When I started working in digital marketing, back in early 2006, I worked in the SEO department of a full-service agency. Back then, very few people understood what SEO actually was, and therefore, many of our clients considered SEO a separate piece of our full-service offering, a line item on their invoice. We spent a great deal of time trying to educate our clients on why SEO needed to be baked into every single aspect of their website from the ground up instead of shoehorned into a project as an afterthought.
Nowadays, more people have an understanding of what SEO is and why it’s important, but the whole “line item” mentality has unfortunately been shifted over to content development. Most brands understand that content is important (in fact, “content strategy” is currently a pretty major buzzword), and many of them are on board with adding more content to their websites, which is fantastic. But it’s crucial for brands to understand that just adding content to a website enough. A holistic content strategy should be ingrained into every aspect of a marketing strategy, and beyond.
In order to get full buy-in from everyone involved, ask the team:
So, you want a content strategy. What is the best-case scenario if this content strategy is implemented? And what is the worst-case scenario if nothing changes?
Hopefully, this question will get the team thinking about the impact of content strategy, why it’s important, and why it’s imperative that they consider it more than just a line item.
When content strategy is just a bullet point on a weekly marketing meeting agenda, it’s easy for it to get lost in the shuffle. So, try to meet face to face, as often as needed and with as many stakeholders as you can. Yes, this can become a pretty significant investment of time and money (especially if you’re working with a brand that’s not local and travel is involved), but the benefit these meetings will have on your content strategy is well worth it.
Meet with as many people as necessary. Of course you’ll be working with the marketing team, but who else should be involved? If the brand has a sales team, you’ll want to connect with them to see how content can help them generate leads. If it’s an e-commerce brand, meet with the buyers to learn as much about the products as possible. If customer service is a top priority, get the customer service team involved. If the promotion of company culture is important to a brand, meet with their HR team.
Don’t Submit to the Tyranny of the Agenda
Meeting agendas are great for keeping things on track, but when you’ve got a lot of items to cover in a finite amount of time, a meeting can become mechanical or rote. More importantly, there’s a lot of missed opportunity in a rigid agenda.
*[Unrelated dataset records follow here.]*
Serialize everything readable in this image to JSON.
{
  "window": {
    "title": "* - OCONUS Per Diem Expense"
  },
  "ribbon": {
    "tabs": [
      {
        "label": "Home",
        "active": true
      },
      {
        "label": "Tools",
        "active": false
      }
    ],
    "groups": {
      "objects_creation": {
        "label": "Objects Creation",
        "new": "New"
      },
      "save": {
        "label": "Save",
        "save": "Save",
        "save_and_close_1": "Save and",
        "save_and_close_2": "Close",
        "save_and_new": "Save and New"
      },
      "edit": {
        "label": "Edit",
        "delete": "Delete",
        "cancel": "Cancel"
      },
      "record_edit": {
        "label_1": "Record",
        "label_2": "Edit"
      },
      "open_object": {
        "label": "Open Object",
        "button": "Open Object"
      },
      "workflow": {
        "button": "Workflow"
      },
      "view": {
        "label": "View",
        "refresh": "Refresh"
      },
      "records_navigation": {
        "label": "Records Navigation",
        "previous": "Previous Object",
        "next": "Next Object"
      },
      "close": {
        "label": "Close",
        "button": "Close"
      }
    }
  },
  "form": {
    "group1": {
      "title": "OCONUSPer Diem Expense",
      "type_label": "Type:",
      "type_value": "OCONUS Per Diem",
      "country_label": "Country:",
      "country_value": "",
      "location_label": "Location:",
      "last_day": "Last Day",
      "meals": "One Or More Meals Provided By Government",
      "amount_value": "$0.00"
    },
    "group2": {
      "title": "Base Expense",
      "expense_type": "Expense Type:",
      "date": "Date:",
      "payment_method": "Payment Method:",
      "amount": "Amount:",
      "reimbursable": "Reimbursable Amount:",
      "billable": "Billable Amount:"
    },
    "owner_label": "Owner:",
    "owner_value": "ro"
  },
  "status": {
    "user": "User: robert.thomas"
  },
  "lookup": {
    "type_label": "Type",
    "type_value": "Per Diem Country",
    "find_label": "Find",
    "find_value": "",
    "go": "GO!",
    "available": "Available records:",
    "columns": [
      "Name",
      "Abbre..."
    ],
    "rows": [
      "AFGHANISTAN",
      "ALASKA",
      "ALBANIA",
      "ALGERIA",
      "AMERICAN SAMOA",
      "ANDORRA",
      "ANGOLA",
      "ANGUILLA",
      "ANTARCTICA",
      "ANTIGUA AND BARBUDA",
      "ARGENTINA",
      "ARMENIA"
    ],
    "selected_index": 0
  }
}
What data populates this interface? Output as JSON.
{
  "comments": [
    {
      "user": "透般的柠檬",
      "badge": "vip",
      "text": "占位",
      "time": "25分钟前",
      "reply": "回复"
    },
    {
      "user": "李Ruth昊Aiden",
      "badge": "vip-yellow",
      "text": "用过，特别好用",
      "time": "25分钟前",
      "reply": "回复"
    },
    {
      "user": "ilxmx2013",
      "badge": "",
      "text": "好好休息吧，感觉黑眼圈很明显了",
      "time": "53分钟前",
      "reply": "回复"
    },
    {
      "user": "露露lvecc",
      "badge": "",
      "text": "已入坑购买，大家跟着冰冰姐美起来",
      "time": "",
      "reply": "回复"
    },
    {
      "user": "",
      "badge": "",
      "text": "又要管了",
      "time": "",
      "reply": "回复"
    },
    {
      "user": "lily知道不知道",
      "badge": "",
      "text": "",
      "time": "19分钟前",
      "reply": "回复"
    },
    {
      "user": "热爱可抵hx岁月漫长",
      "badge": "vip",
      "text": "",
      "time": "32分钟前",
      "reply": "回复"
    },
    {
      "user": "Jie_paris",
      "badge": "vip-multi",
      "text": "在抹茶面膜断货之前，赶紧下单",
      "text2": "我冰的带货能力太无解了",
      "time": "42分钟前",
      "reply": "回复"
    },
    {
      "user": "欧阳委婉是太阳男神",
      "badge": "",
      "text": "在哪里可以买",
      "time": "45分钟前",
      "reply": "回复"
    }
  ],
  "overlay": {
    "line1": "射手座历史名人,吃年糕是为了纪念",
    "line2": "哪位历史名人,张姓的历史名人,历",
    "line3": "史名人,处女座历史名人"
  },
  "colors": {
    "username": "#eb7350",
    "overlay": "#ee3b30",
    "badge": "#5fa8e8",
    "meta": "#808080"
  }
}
Of course, for a large-scale in-person meeting, you’ll want at least a loose agenda to maintain some semblance of order, but try not to get lost in the bullet points. Instead, ask open-ended questions like:
- Why do you think you need content (or more content, or better content)?
- What’s new or upcoming with the brand that we should know about?
- What business-related issues are keeping you up at night?
- What kind of experience do you want your website visitors to have?
- What roadblocks currently exist that may hinder getting a content strategy off the ground?
- Describe your ideal customer.
You won’t get short, concise answers to these questions. People may ramble or debate – and that’s wonderful! You’ll learn more about the brand, their audience, and their needs during these meandering discussions than you ever will when you’ve got three minutes to check off an agenda item.
(Thanks to our COO and Director of Content Larry Waddell for the term “tyranny of the agenda!”)
Designate “Content Champions”
Of course, everyone is busy, so wrangling a number of teams for regular meetings may be a challenge. And while it would be amazing if everyone involved considered content a high priority, chances are, there will be at least a couple of dissenters or naysayers. If that’s the case, try to find at least one person per team, someone who is interested in and invested in content, to become a “content champion.” Having an advocate to represent a group of stakeholders is efficient and will help ensure that nothing content-related slips through the cracks.
Once you’ve met face to face with your content champions several times, have gotten input from everyone involved, and are working with a team that’s interested in and invested in content strategy, the next step is to continue what you’ve done!
It’s not enough to get people involved – now you need to keep people involved, and its a cyclical process. Continue with regularly scheduled meetings and open-ended questions. Keep stakeholders in the loop every step of the way. And, most importantly, share metrics and successes – because the best way to keep people invested is to show them that their investment is making a difference.
For those of you involved in content strategy, how do you ensure that it doesn’t slip through the cracks?